Sociological empowerment often addresses members of groups that social discrimination processes have excluded from decision-making processes through - for example - discrimination based on race, ethnicity, religion, and gender. It is worth noting that the empowerment-techniques are often associated with feminism: consciousness-raising.


Entitlement

In institutional economics, entitlement is a relationship, such as ownership or leasehold, to an asset or a stream of income, as distinct from the income or asset itself. In a private ownership market economy, entitlements may be based on inheritance or transfer, or on acquisition of commodities through trade, entrepreneurship, or own labour. The concept of entitlements comes from law, and is useful to underscore institutional structure - whether of property ownership or a job contract. It links economic outcomes to social elements, the law and practice.

Entitlement programme (demand-led programme)

Any spending programme where expenditure is open-ended (usually transfer/grant payments) and where beneficiaries must be paid or given transfers/grants if they meet certain criteria, as defined in legislation or government regulations. Some common examples are found in social security programmes, unemployment programmes, and poverty-reduction programmes.

Envelope budgeting

A personal budget is a finance plan that allocates future personal income towards expenses, savings and debt repayment. Past spending and personal debt are considered when creating a personal budget. There are several methods and tools available for creating, using and adjusting a personal budget.

Equity (vertical equity, horizontal equity)

In financial term, equity refers to the value of the interest of an owner or partial owner in an asset.

When discussing income distribution in socio-economic context, it is usual to distinguish between vertical equity and horizontal equity.
Vertical equity relates to the relative treatment of individuals (families or households) at different income levels. Horizontal equity relates to the way in which individuals at the same income level are treated. Vertical equity tends to be the focus of income distribution studies. It turns out, however, that often the combined impact of taxes, transfers, and benefits results in individuals at different income levels being treated very unequally, and it is not uncommon for the ranking of individuals in similar circumstances in the income distribution to be markedly affected by fiscal policy. This often reflects well-defined objectives of fiscal policy, such as a desire to encourage particular patterns of consumption, to promote home ownership or saving for retirement, or to foster regional development.

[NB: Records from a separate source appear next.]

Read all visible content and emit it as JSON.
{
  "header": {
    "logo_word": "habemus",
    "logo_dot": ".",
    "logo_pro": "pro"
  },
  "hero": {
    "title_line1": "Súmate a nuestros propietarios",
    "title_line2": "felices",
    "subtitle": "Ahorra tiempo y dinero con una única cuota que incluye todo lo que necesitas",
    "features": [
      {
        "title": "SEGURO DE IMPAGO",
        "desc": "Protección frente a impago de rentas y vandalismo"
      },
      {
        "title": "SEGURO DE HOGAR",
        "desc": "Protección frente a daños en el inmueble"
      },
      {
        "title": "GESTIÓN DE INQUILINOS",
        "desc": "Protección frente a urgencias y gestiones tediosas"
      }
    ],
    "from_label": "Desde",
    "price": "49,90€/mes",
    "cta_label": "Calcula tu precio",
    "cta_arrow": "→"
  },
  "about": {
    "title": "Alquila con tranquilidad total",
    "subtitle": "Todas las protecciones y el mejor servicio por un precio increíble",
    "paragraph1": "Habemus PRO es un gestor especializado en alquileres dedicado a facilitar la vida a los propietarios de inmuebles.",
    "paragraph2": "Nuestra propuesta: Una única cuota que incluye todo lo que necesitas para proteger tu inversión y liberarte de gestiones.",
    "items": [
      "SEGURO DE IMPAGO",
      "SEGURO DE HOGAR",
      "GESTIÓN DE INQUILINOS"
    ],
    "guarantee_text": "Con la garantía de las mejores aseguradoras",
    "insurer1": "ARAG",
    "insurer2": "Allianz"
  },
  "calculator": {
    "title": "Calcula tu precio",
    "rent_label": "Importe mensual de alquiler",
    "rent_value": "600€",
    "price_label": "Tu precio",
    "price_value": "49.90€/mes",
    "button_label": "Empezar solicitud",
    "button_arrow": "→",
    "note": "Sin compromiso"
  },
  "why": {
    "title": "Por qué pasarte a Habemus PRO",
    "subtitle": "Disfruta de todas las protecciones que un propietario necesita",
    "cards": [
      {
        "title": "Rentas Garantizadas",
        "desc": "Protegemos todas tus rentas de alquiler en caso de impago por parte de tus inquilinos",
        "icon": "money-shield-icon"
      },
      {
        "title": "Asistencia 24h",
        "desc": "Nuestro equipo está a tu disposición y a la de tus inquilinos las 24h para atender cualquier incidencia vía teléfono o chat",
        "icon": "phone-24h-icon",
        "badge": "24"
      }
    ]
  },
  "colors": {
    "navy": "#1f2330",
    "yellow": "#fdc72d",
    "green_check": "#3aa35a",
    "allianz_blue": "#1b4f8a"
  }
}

It may, however, reflect inadequate administration or capricious discrimination. Most analyses of income redistribution take no account of rankings, be they intentional or unintentional. However, studies that have attempted to reflect re-ranking have revealed a tendency for redistribution, especially through taxation, to be overestimated by the standard procedure.

Estimate(s)

In the strict sense, an estimate is the particular value yielded by an estimator in a given set of circumstances. The expression is widely used to denote the rule by which such particular values are calculated. It seems preferable to use the word estimator for the rule of procedure, and estimate for the values to which it leads in particular cases.

In the practical context, estimates are forecasts of revenue and vote Ministers’ requests for authority from Parliament to incur expenditure and liabilities; i.e., the estimate of what revenue will be raised and expenditure incurred during the coming fiscal year.

External Audit

A financial audit involving the review and verification of the fairness of an organization's financial statements that is conducted by an independent auditor.

Extra-budgetary funds/accounts

Extra-budgetary funds/accounts (EBF): The term generally refers to government activities that are not included in the annual budget presentation. Moreover, EBFs may be subject to different systems of cash management, control and reporting than the budget itself. A wide variety of extra-budgetary arrangements are used, including funds (such as social security funds) set up under separate legislation, commodity funds that use proceeds of commodity aid, and earmarking certain revenues for specific purposes.